WITH the dust finally settled after the pullout of one Australian university from Singapore last year, another one is making an attempt to set up a campus here.
This time, it is the Curtin University of Technology. It will refurbish the former Institute of Technical Education campus in Jalan Rajah, Balestier, and start undergraduate courses before the end of the year.
The university, whose main campus is in Perth, will offer business degrees when courses start in end-November and eventually expand to include mass communications, nursing, engineering and design modules.
It will be the university's second campus outside Australia, after Sarawak in Malaysia.
Curtin's Vice-Chancellor, Professor Jeanette Hacket, told The Straits Times yesterday that the university's priority is to ensure that academic standards are maintained. It will station a pro vice-chancellor from the university to do the job here, she added.
'We have a very strict policy on how our courses are conducted, the recruitment of staff, ensuring they get the training needed, and criteria for selection of students,' she said.
Curtin will be one of the few foreign universities offering degrees in Singapore that will also have its own campus here - a tack which the University of New South Wales (UNSW) had attempted to take.
Unlike that ill-fated venture, Curtin will be financed to the tune of $40 million by global education services company Navitas, which is listed on the Australian stock exchange. The funds will go towards the campus lease, its refurbishment and the start-up cost.
UNSW had pulled out of Singapore last May because of lower-than-expected enrolment and financial risks involved in continuing the venture. It had received $17.3 million in grants and $15 million in loans from the Singapore Government.
But unlike UNSW, Curtin's Singapore campus does not get funding from the Singapore Government.
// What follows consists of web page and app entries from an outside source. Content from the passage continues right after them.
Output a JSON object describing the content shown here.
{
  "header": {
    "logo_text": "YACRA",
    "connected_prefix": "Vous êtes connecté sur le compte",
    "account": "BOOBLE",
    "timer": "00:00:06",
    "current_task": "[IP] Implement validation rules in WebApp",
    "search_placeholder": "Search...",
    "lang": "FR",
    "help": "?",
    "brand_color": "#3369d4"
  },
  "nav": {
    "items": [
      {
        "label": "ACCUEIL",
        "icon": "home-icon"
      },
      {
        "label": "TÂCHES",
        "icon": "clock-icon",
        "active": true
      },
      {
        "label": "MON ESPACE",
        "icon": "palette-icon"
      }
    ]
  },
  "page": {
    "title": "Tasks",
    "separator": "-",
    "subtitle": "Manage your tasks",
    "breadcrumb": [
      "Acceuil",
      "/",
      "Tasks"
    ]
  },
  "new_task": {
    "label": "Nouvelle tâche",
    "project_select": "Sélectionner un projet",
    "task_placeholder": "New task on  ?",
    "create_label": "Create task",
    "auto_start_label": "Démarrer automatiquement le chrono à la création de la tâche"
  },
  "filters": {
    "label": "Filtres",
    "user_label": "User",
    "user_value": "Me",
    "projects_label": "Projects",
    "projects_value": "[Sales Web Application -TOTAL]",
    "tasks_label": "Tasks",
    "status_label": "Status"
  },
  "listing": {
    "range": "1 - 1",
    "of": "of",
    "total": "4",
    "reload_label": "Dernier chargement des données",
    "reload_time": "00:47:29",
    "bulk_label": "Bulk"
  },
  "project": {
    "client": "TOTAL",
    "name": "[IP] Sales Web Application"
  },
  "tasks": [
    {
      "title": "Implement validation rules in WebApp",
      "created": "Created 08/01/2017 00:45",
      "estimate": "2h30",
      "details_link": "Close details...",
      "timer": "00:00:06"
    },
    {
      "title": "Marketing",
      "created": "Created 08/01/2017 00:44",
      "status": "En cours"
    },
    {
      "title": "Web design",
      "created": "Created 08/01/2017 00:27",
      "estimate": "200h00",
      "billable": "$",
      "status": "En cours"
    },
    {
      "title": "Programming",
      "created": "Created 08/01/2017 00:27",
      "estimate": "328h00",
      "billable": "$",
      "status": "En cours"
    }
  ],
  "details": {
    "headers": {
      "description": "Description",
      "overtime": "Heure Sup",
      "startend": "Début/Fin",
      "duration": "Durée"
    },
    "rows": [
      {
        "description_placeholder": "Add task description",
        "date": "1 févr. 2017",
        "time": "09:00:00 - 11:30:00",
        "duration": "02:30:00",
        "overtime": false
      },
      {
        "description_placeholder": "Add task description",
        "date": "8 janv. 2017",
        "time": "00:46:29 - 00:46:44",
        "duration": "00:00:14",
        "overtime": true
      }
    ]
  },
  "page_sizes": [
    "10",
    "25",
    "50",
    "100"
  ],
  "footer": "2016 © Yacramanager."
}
It is funded entirely by Navitas, which manages 16,000 students in 28 colleges in seven countries.
Asked if UNSW's withdrawal was a deterrent to the venture, Mr Rod Jones, executive director of Navitas, said the projects were different. 'UNSW Singapore was a research-intensive university which is expensive to maintain, whereas Curtin will focus on teaching and learning,' he said.
Mr Jones is confident the Curtin campus will attract students from around the region, for instance, India, China, Vietnam and Thailand.
He said: 'There is a shortage of higher education opportunities for students in the region and this provides a good opportunity for them.'
Curtin already has a presence in Singapore, with 900 students studying in its programmes at three institutes: the Singapore Human Resources Institute, Marketing Institute of Singapore and the Singapore Institute of Materials Management.
The plan is for these students to relocate to the new Balestier campus.